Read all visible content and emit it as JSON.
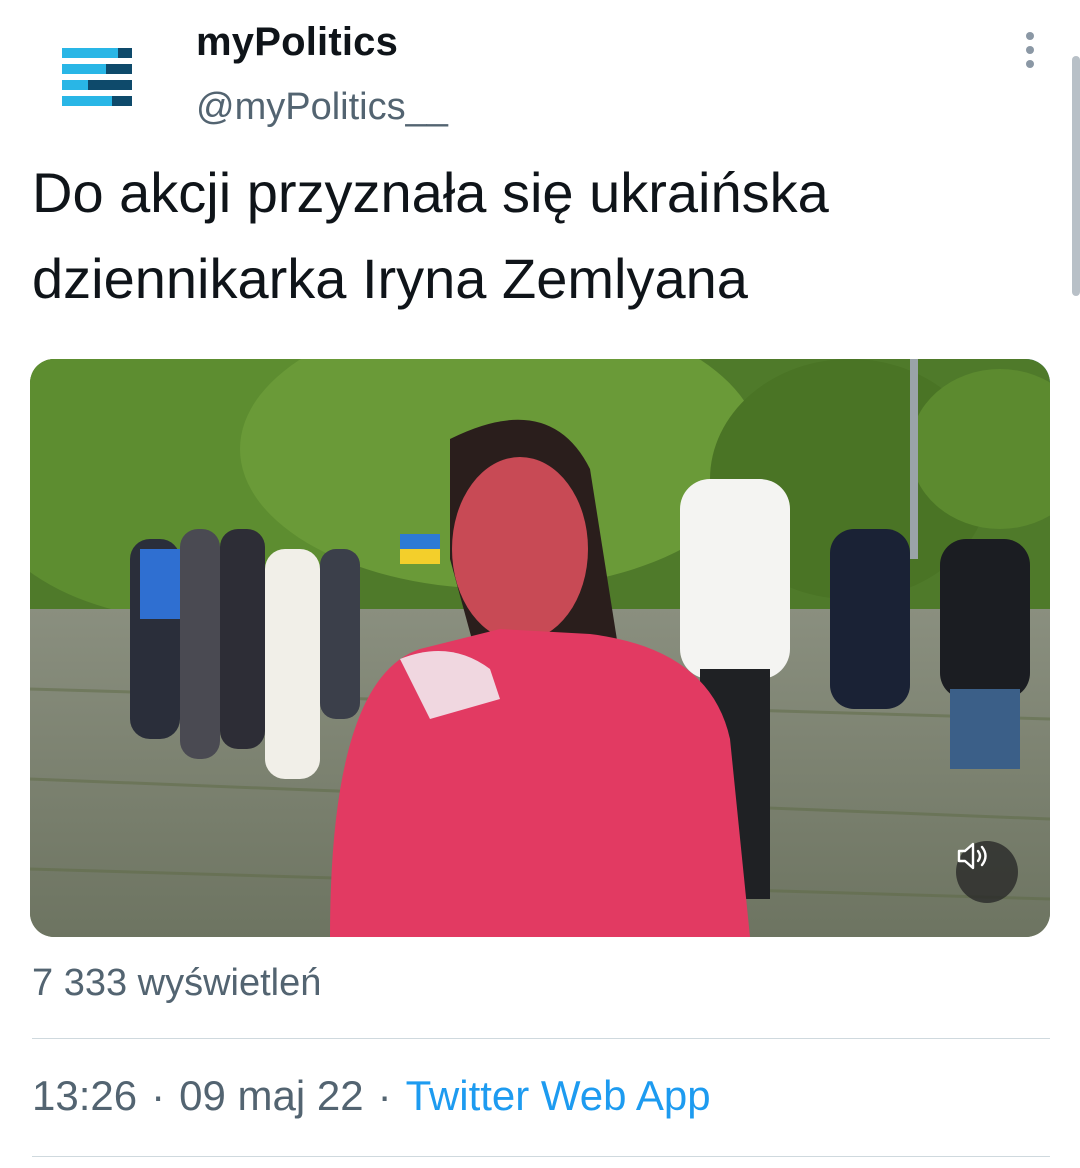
{
  "author": {
    "name": "myPolitics",
    "handle": "@myPolitics__",
    "avatar_icon": "stacked-bars-logo-icon",
    "avatar_colors": [
      "#29b6e6",
      "#0e4a6b"
    ]
  },
  "tweet": {
    "text": "Do akcji przyznała się ukraińska\ndziennikarka Iryna Zemlyana"
  },
  "media": {
    "type": "video",
    "sound_icon": "speaker-muted-icon"
  },
  "stats": {
    "views": "7 333 wyświetleń"
  },
  "meta": {
    "time": "13:26",
    "date": "09 maj 22",
    "separator": "·",
    "source": "Twitter Web App"
  },
  "colors": {
    "text_primary": "#0f1419",
    "text_secondary": "#536471",
    "link": "#1d9bf0",
    "divider": "#cfd9de"
  }
}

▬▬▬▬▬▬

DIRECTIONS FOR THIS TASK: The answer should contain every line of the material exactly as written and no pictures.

ANSWER TO THE EXERCISE:
Read all visible content and emit it as JSON.
{
  "author": {
    "name": "myPolitics",
    "handle": "@myPolitics__",
    "avatar_icon": "stacked-bars-logo-icon",
    "avatar_colors": [
      "#29b6e6",
      "#0e4a6b"
    ]
  },
  "tweet": {
    "text": "Do akcji przyznała się ukraińska\ndziennikarka Iryna Zemlyana"
  },
  "media": {
    "type": "video",
    "sound_icon": "speaker-muted-icon"
  },
  "stats": {
    "views": "7 333 wyświetleń"
  },
  "meta": {
    "time": "13:26",
    "date": "09 maj 22",
    "separator": "·",
    "source": "Twitter Web App"
  },
  "colors": {
    "text_primary": "#0f1419",
    "text_secondary": "#536471",
    "link": "#1d9bf0",
    "divider": "#cfd9de"
  }
}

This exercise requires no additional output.